## Task objective
Take the whole listing and reproduce it exactly, pictures excepted.

(Record extracts)

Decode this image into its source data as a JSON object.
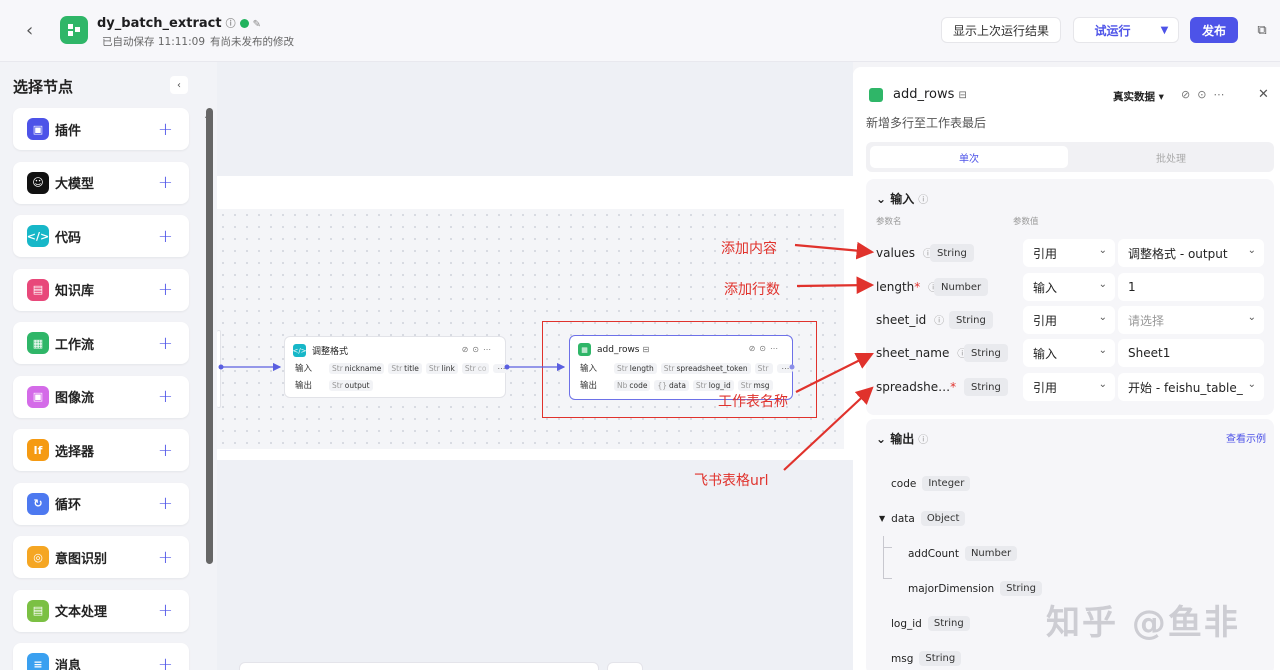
{
  "header": {
    "app_title": "dy_batch_extract",
    "autosave": "已自动保存 11:11:09",
    "unpublished": "有尚未发布的修改",
    "show_last_run": "显示上次运行结果",
    "test_run": "试运行",
    "publish": "发布"
  },
  "left_panel": {
    "title": "选择节点",
    "items": [
      {
        "label": "插件",
        "color": "#4d53e8"
      },
      {
        "label": "大模型",
        "color": "#111111"
      },
      {
        "label": "代码",
        "color": "#17b7c8"
      },
      {
        "label": "知识库",
        "color": "#e8487a"
      },
      {
        "label": "工作流",
        "color": "#2fb668"
      },
      {
        "label": "图像流",
        "color": "#d46be8"
      },
      {
        "label": "选择器",
        "color": "#f59a12"
      },
      {
        "label": "循环",
        "color": "#4d79f0"
      },
      {
        "label": "意图识别",
        "color": "#f5a623"
      },
      {
        "label": "文本处理",
        "color": "#7bc043"
      },
      {
        "label": "消息",
        "color": "#3aa0f0"
      }
    ]
  },
  "canvas": {
    "node1": {
      "title": "调整格式",
      "input_label": "输入",
      "output_label": "输出",
      "inputs": [
        {
          "type": "Str",
          "name": "nickname"
        },
        {
          "type": "Str",
          "name": "title"
        },
        {
          "type": "Str",
          "name": "link"
        },
        {
          "type": "Str",
          "name": "co"
        }
      ],
      "outputs": [
        {
          "type": "Str",
          "name": "output"
        }
      ]
    },
    "node2": {
      "title": "add_rows",
      "input_label": "输入",
      "output_label": "输出",
      "inputs": [
        {
          "type": "Str",
          "name": "length"
        },
        {
          "type": "Str",
          "name": "spreadsheet_token"
        },
        {
          "type": "Str",
          "name": ""
        }
      ],
      "outputs": [
        {
          "type": "Nb",
          "name": "code"
        },
        {
          "type": "{}",
          "name": "data"
        },
        {
          "type": "Str",
          "name": "log_id"
        },
        {
          "type": "Str",
          "name": "msg"
        }
      ]
    }
  },
  "annotations": {
    "values": "添加内容",
    "length": "添加行数",
    "sheet_name": "工作表名称",
    "spreadsheet": "飞书表格url"
  },
  "right_panel": {
    "title": "add_rows",
    "real_data": "真实数据",
    "description": "新增多行至工作表最后",
    "tab_single": "单次",
    "tab_batch": "批处理",
    "input_title": "输入",
    "col_param_name": "参数名",
    "col_param_value": "参数值",
    "params": [
      {
        "name": "values",
        "required": false,
        "type": "String",
        "mode": "引用",
        "value": "调整格式 - output",
        "has_chevron": true,
        "placeholder": false
      },
      {
        "name": "length",
        "required": true,
        "type": "Number",
        "mode": "输入",
        "value": "1",
        "has_chevron": false,
        "placeholder": false
      },
      {
        "name": "sheet_id",
        "required": false,
        "type": "String",
        "mode": "引用",
        "value": "请选择",
        "has_chevron": true,
        "placeholder": true
      },
      {
        "name": "sheet_name",
        "required": false,
        "type": "String",
        "mode": "输入",
        "value": "Sheet1",
        "has_chevron": false,
        "placeholder": false
      },
      {
        "name": "spreadshe…",
        "required": true,
        "type": "String",
        "mode": "引用",
        "value": "开始 - feishu_table_",
        "has_chevron": true,
        "placeholder": false
      }
    ],
    "output_title": "输出",
    "view_example": "查看示例",
    "outputs": [
      {
        "name": "code",
        "type": "Integer"
      },
      {
        "name": "data",
        "type": "Object"
      },
      {
        "name": "addCount",
        "type": "Number"
      },
      {
        "name": "majorDimension",
        "type": "String"
      },
      {
        "name": "log_id",
        "type": "String"
      },
      {
        "name": "msg",
        "type": "String"
      }
    ]
  },
  "watermark": "知乎 @鱼非"
}
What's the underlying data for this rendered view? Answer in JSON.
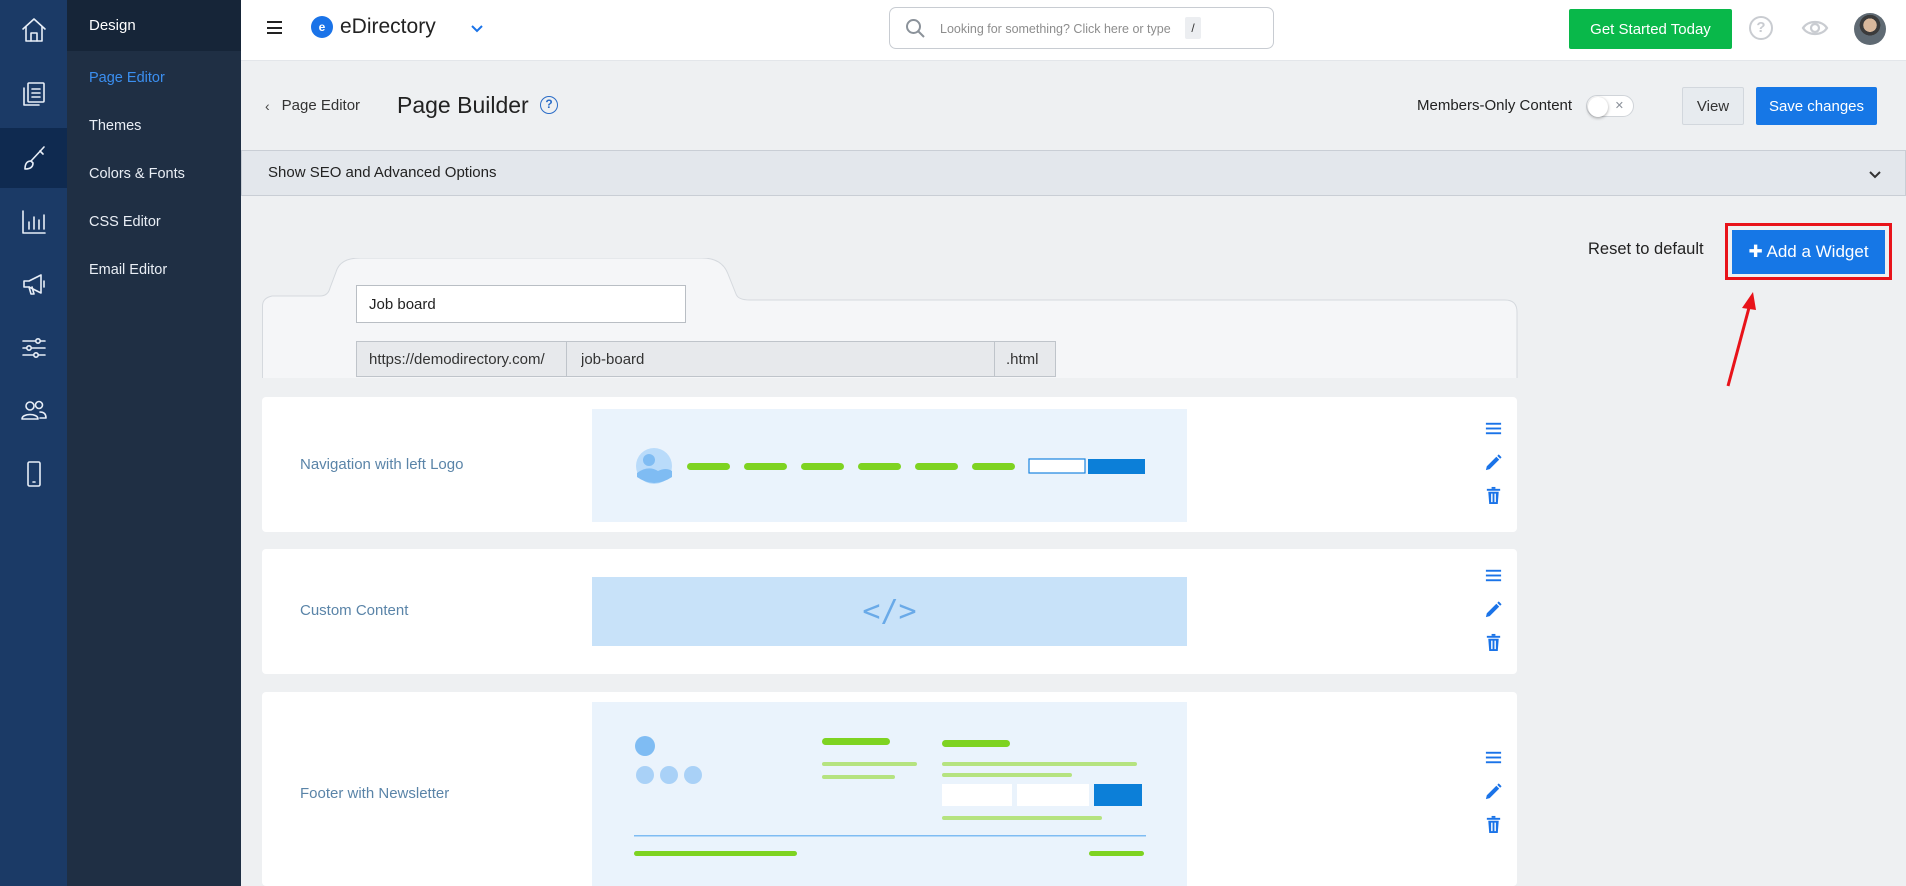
{
  "rail": {
    "items": [
      {
        "icon": "home-icon"
      },
      {
        "icon": "pages-icon"
      },
      {
        "icon": "brush-icon",
        "active": true
      },
      {
        "icon": "chart-icon"
      },
      {
        "icon": "megaphone-icon"
      },
      {
        "icon": "sliders-icon"
      },
      {
        "icon": "users-icon"
      },
      {
        "icon": "mobile-icon"
      }
    ]
  },
  "subnav": {
    "header": "Design",
    "items": [
      {
        "label": "Page Editor",
        "active": true
      },
      {
        "label": "Themes"
      },
      {
        "label": "Colors & Fonts"
      },
      {
        "label": "CSS Editor"
      },
      {
        "label": "Email Editor"
      }
    ]
  },
  "topbar": {
    "brand_logo": "e",
    "brand_name": "eDirectory",
    "search_placeholder": "Looking for something? Click here or type",
    "search_shortcut": "/",
    "cta_label": "Get Started Today",
    "help_glyph": "?"
  },
  "header": {
    "back_label": "Page Editor",
    "title": "Page Builder",
    "help_glyph": "?",
    "members_label": "Members-Only Content",
    "toggle_on": false,
    "view_label": "View",
    "save_label": "Save changes"
  },
  "seo": {
    "label": "Show SEO and Advanced Options"
  },
  "actions": {
    "reset_label": "Reset to default",
    "add_widget_label": "✚ Add a Widget"
  },
  "page": {
    "name": "Job board",
    "url_prefix": "https://demodirectory.com/",
    "url_slug": "job-board",
    "url_suffix": ".html"
  },
  "widgets": [
    {
      "label": "Navigation with left Logo"
    },
    {
      "label": "Custom Content",
      "preview_glyph": "</>"
    },
    {
      "label": "Footer with Newsletter"
    }
  ],
  "colors": {
    "primary": "#1677e6",
    "cta_green": "#09b84a",
    "highlight_red": "#e8131a",
    "rail_bg": "#1b3a66",
    "subnav_bg": "#1f2f44",
    "preview_green": "#7ed321",
    "preview_blue": "#0c7fd8"
  }
}
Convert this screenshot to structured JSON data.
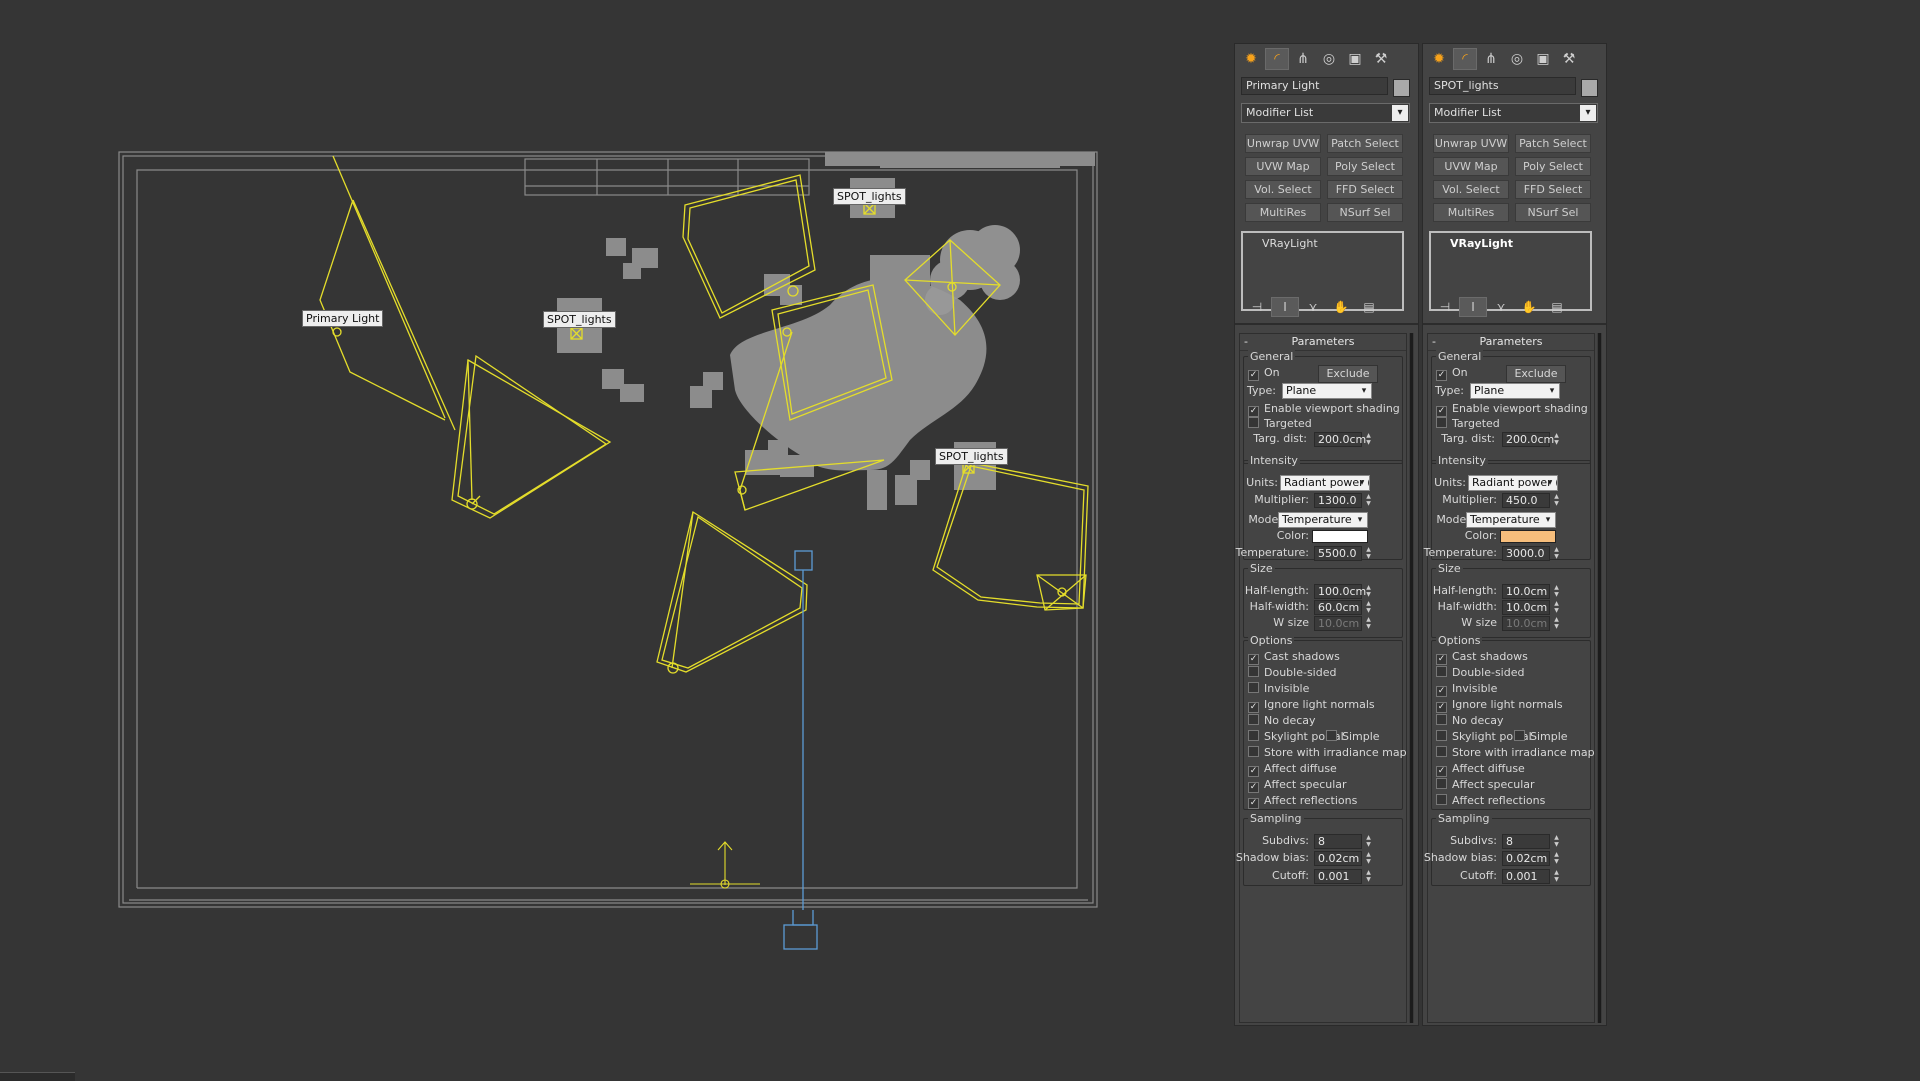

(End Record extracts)

## Reply to the exercise
Decode this image into its source data as a JSON object.
{
  "header": {
    "app_title": "dy_batch_extract",
    "autosave": "已自动保存 11:11:09",
    "unpublished": "有尚未发布的修改",
    "show_last_run": "显示上次运行结果",
    "test_run": "试运行",
    "publish": "发布"
  },
  "left_panel": {
    "title": "选择节点",
    "items": [
      {
        "label": "插件",
        "color": "#4d53e8"
      },
      {
        "label": "大模型",
        "color": "#111111"
      },
      {
        "label": "代码",
        "color": "#17b7c8"
      },
      {
        "label": "知识库",
        "color": "#e8487a"
      },
      {
        "label": "工作流",
        "color": "#2fb668"
      },
      {
        "label": "图像流",
        "color": "#d46be8"
      },
      {
        "label": "选择器",
        "color": "#f59a12"
      },
      {
        "label": "循环",
        "color": "#4d79f0"
      },
      {
        "label": "意图识别",
        "color": "#f5a623"
      },
      {
        "label": "文本处理",
        "color": "#7bc043"
      },
      {
        "label": "消息",
        "color": "#3aa0f0"
      }
    ]
  },
  "canvas": {
    "node1": {
      "title": "调整格式",
      "input_label": "输入",
      "output_label": "输出",
      "inputs": [
        {
          "type": "Str",
          "name": "nickname"
        },
        {
          "type": "Str",
          "name": "title"
        },
        {
          "type": "Str",
          "name": "link"
        },
        {
          "type": "Str",
          "name": "co"
        }
      ],
      "outputs": [
        {
          "type": "Str",
          "name": "output"
        }
      ]
    },
    "node2": {
      "title": "add_rows",
      "input_label": "输入",
      "output_label": "输出",
      "inputs": [
        {
          "type": "Str",
          "name": "length"
        },
        {
          "type": "Str",
          "name": "spreadsheet_token"
        },
        {
          "type": "Str",
          "name": ""
        }
      ],
      "outputs": [
        {
          "type": "Nb",
          "name": "code"
        },
        {
          "type": "{}",
          "name": "data"
        },
        {
          "type": "Str",
          "name": "log_id"
        },
        {
          "type": "Str",
          "name": "msg"
        }
      ]
    }
  },
  "annotations": {
    "values": "添加内容",
    "length": "添加行数",
    "sheet_name": "工作表名称",
    "spreadsheet": "飞书表格url"
  },
  "right_panel": {
    "title": "add_rows",
    "real_data": "真实数据",
    "description": "新增多行至工作表最后",
    "tab_single": "单次",
    "tab_batch": "批处理",
    "input_title": "输入",
    "col_param_name": "参数名",
    "col_param_value": "参数值",
    "params": [
      {
        "name": "values",
        "required": false,
        "type": "String",
        "mode": "引用",
        "value": "调整格式 - output",
        "has_chevron": true,
        "placeholder": false
      },
      {
        "name": "length",
        "required": true,
        "type": "Number",
        "mode": "输入",
        "value": "1",
        "has_chevron": false,
        "placeholder": false
      },
      {
        "name": "sheet_id",
        "required": false,
        "type": "String",
        "mode": "引用",
        "value": "请选择",
        "has_chevron": true,
        "placeholder": true
      },
      {
        "name": "sheet_name",
        "required": false,
        "type": "String",
        "mode": "输入",
        "value": "Sheet1",
        "has_chevron": false,
        "placeholder": false
      },
      {
        "name": "spreadshe…",
        "required": true,
        "type": "String",
        "mode": "引用",
        "value": "开始 - feishu_table_",
        "has_chevron": true,
        "placeholder": false
      }
    ],
    "output_title": "输出",
    "view_example": "查看示例",
    "outputs": [
      {
        "name": "code",
        "type": "Integer"
      },
      {
        "name": "data",
        "type": "Object"
      },
      {
        "name": "addCount",
        "type": "Number"
      },
      {
        "name": "majorDimension",
        "type": "String"
      },
      {
        "name": "log_id",
        "type": "String"
      },
      {
        "name": "msg",
        "type": "String"
      }
    ]
  },
  "watermark": "知乎 @鱼非"
}
What's the underlying data for this rendered view? Answer in JSON.
{
  "rail": {
    "items": [
      {
        "icon": "home-icon"
      },
      {
        "icon": "pages-icon"
      },
      {
        "icon": "brush-icon",
        "active": true
      },
      {
        "icon": "chart-icon"
      },
      {
        "icon": "megaphone-icon"
      },
      {
        "icon": "sliders-icon"
      },
      {
        "icon": "users-icon"
      },
      {
        "icon": "mobile-icon"
      }
    ]
  },
  "subnav": {
    "header": "Design",
    "items": [
      {
        "label": "Page Editor",
        "active": true
      },
      {
        "label": "Themes"
      },
      {
        "label": "Colors & Fonts"
      },
      {
        "label": "CSS Editor"
      },
      {
        "label": "Email Editor"
      }
    ]
  },
  "topbar": {
    "brand_logo": "e",
    "brand_name": "eDirectory",
    "search_placeholder": "Looking for something? Click here or type",
    "search_shortcut": "/",
    "cta_label": "Get Started Today",
    "help_glyph": "?"
  },
  "header": {
    "back_label": "Page Editor",
    "title": "Page Builder",
    "help_glyph": "?",
    "members_label": "Members-Only Content",
    "toggle_on": false,
    "view_label": "View",
    "save_label": "Save changes"
  },
  "seo": {
    "label": "Show SEO and Advanced Options"
  },
  "actions": {
    "reset_label": "Reset to default",
    "add_widget_label": "✚ Add a Widget"
  },
  "page": {
    "name": "Job board",
    "url_prefix": "https://demodirectory.com/",
    "url_slug": "job-board",
    "url_suffix": ".html"
  },
  "widgets": [
    {
      "label": "Navigation with left Logo"
    },
    {
      "label": "Custom Content",
      "preview_glyph": "</>"
    },
    {
      "label": "Footer with Newsletter"
    }
  ],
  "colors": {
    "primary": "#1677e6",
    "cta_green": "#09b84a",
    "highlight_red": "#e8131a",
    "rail_bg": "#1b3a66",
    "subnav_bg": "#1f2f44",
    "preview_green": "#7ed321",
    "preview_blue": "#0c7fd8"
  }
}
Convert this screenshot to structured JSON data.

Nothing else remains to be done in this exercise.